2014

Let go rather than grasp

Today’s readings show that one can and should stand before God, individually, and assume spiritual responsibility. That responsibility is not collective but personal. It confronts each of us with the question, “Where I do stand in response to God’s invitation?”

2011

Let go rather than grasp

The magnificent hymn in the Letter to the Philippians reveals that at the heart of the Gospel is the mystery that the Lord Jesus did not grasp or cling to the prerogatives that properly belonged to him as God, but emptied his divine glory into our humanity so that we might share in his divine life.

2008

Old Adam or New Adam

Our second reading contains one of the most precious texts in the Christian tradition, Paul’s description of the mind of Christ.
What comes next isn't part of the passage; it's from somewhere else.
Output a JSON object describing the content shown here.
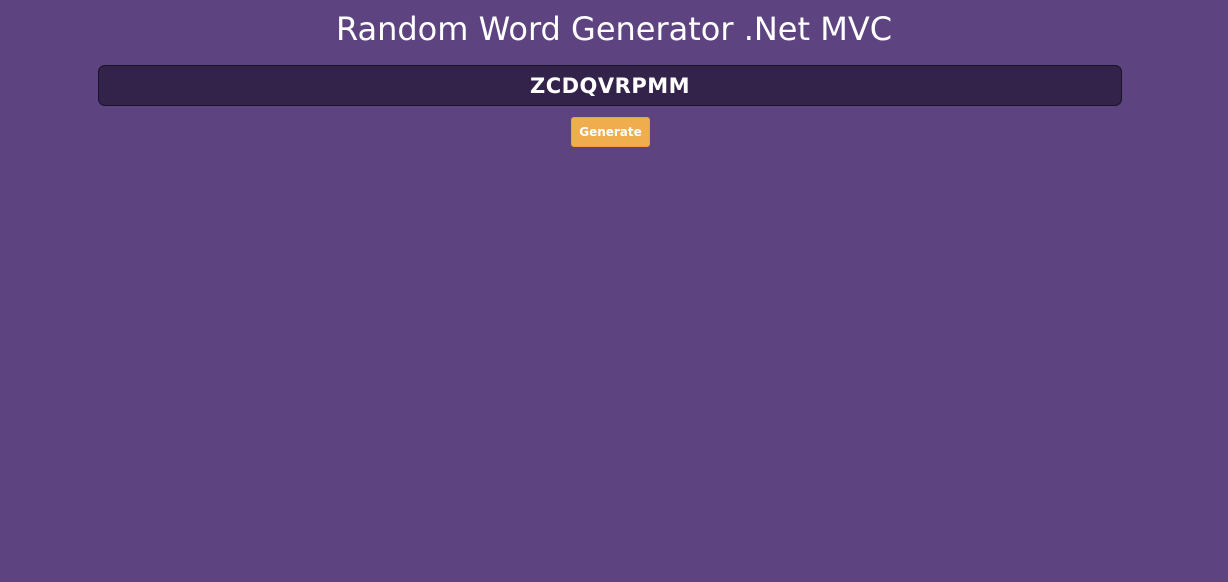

While the old Adam clung to godliness and hence fell, the new Adam let go of his divinity and hence reversed the momentum of the fall. What does it mean to be conformed to God? It means to embrace the path of self-emptying love. Which Adam do we choose? The Old or the New?

2005

Jesus the slave

Our second reading, from Paul’s letter to the Philippians, contains one of the oldest texts in the tradition, a “hymn” that Paul received and adapted for his purposes. It speaks of a fully divine Jesus who was, nevertheless, willing to empty himself utterly and become a slave on our behalf. All of the drama, poetry, and power of Christianity is contained in that paradox.

2005

May that same mind be in you that was in Christ Jesus

The second reading for Mass today contains one of the most beautiful passages in the New Testament, St. Paul’s hymn to the self-emptying love of Christ. We sinners cling to godliness; the true God does not, but rather gives himself away in humility and love. The cross of Jesus is thus the undoing of the sin of Eden.

Share this page:

Bishop Barron’s Podcasts

Bishop Barron’s Podcasts

27A Ordinary Time Podcasts

Bishop Robert Barron | View Upcoming Sundays

October 4, 2020

2017

The vineyard

Today’s readings pose a question: how are we tending the vineyard? We have received so much from God, but are we making the world fruitful? Are we responding to the Lord’s invitation with the works of justice, love, peace, chastity, respect for others? Or are we more or less killing the messengers?

2014

Peace beyond understanding

At the end of his letter to the Philippians, St. Paul reveals the secret to a peaceful life. Serenity of spirit, born of the confidence that one is linked to God, arrives when we surround ourselves with God’s truth, goodness, and beauty.

2011

Parable of the tenants

The magnificent hymn in the Letter to the Philippians reveals that at the heart of the Gospel is the mystery that the Lord Jesus did not grasp or cling to the prerogatives that properly belonged to him as God, but emptied his divine glory into our humanity so that we might share in his divine life.

2008

Lessons from the vineyard

In both the prophet Isaiah and the Gospel of Matthew, we find the image of the vineyard as a symbol of Israel. As Jesus develops this image, we see both the glory and the tragedy of Israel-as well as the promise that the church will emerge as the bearer of the God of Israel to the nations.

2002

Tenants of the vineyard

The world and its wonders are not ours to own. Rather they are given to us in trust; we are their tenants. When we forget this basic fact, we invite disaster and degenerate into moral corruption. We must remember that we are servants and God the master.

Share this page:

Bishop Barron’s Podcasts

Bishop Barron’s Podcasts

No posts found.

Bishop Barron’s Podcasts

Bishop Barron’s Podcasts

No posts found.
Sunday Liturgy Resources